▶ **Work order**: Please state how many lines in the records contain the string "Kazanç", with no words besides the number.

Stored data:

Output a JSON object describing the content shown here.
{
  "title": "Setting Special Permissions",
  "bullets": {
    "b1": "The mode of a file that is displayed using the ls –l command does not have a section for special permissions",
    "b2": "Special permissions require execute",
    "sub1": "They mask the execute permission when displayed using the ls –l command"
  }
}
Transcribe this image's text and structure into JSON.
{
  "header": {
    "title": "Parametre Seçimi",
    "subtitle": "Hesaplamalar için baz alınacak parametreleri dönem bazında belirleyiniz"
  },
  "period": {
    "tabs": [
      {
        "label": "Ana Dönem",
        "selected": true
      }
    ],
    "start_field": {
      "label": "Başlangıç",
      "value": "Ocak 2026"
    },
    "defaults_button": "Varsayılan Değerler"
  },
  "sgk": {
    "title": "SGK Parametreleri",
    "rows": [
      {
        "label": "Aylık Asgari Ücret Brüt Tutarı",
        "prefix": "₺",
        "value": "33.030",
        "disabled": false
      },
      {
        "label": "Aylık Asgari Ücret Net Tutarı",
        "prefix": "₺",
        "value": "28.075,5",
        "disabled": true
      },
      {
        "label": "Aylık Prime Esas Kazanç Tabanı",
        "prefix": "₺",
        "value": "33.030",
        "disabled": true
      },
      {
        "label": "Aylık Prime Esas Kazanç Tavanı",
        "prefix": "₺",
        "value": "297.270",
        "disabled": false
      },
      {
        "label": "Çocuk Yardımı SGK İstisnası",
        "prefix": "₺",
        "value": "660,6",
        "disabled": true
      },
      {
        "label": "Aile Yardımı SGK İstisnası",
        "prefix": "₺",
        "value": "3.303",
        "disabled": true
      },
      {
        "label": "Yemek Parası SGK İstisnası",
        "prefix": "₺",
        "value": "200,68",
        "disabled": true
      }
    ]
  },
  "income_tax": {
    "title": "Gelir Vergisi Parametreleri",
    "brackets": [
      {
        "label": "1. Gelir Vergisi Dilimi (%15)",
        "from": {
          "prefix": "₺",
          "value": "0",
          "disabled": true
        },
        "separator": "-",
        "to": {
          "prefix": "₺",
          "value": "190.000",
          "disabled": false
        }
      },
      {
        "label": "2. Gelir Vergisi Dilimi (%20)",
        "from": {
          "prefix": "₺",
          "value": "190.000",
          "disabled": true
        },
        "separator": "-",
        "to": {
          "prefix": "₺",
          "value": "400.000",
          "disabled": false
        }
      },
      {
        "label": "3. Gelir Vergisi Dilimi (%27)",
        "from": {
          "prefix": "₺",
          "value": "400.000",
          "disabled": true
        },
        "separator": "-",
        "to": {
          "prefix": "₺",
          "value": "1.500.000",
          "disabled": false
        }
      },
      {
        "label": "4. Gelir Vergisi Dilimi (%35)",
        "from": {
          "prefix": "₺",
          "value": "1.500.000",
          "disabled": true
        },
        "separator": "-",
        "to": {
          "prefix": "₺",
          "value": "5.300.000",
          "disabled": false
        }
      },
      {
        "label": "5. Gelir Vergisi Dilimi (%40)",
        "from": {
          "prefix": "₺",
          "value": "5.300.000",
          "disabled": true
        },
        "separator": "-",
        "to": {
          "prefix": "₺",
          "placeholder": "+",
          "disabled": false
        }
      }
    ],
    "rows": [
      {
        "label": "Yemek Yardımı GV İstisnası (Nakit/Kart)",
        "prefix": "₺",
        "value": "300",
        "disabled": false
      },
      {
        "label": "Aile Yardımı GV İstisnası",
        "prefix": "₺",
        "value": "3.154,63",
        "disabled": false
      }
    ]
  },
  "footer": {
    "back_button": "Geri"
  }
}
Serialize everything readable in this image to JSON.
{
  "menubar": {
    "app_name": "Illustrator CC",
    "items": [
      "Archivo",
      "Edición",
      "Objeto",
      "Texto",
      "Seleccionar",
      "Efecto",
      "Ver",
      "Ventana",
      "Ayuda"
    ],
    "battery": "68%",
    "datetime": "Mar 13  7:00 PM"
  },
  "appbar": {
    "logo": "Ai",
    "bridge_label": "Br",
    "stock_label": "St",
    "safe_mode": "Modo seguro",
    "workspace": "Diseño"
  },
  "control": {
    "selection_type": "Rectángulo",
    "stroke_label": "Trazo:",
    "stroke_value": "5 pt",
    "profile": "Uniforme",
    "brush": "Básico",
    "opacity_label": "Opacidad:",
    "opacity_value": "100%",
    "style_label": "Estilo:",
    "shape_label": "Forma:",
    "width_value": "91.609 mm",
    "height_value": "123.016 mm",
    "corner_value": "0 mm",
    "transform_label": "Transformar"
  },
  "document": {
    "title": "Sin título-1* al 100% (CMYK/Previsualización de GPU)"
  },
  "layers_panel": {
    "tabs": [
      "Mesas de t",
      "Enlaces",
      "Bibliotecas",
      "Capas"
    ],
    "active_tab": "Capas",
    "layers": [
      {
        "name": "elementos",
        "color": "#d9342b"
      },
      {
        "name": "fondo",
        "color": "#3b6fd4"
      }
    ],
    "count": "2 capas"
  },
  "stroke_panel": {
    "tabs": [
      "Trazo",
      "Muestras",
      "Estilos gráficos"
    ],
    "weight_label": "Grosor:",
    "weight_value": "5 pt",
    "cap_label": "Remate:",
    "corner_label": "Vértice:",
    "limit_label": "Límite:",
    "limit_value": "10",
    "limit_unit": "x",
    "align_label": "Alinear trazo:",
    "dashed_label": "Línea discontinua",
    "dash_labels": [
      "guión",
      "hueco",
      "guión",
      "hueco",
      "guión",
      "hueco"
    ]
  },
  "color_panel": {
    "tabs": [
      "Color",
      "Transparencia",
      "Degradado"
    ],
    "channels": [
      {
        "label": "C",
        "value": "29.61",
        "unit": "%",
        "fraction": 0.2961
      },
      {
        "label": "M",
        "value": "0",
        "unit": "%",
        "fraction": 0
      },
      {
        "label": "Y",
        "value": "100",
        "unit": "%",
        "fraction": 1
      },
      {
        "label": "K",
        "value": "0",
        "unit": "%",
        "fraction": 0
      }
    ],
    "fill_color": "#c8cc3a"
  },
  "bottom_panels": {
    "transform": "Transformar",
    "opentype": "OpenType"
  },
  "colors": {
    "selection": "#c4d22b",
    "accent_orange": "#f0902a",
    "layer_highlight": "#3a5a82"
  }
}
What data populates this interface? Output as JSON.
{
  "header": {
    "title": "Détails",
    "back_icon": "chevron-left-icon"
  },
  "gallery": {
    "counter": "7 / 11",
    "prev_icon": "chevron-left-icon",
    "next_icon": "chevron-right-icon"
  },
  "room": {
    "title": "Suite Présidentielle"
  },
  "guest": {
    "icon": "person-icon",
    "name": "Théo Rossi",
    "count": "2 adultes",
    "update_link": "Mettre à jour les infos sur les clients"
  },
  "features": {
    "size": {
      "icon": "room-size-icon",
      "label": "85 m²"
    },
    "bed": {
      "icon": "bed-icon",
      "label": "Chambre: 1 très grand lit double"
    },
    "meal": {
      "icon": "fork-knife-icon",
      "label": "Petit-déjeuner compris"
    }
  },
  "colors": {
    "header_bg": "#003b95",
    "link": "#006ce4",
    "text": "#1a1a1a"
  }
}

▶ **Response**: 2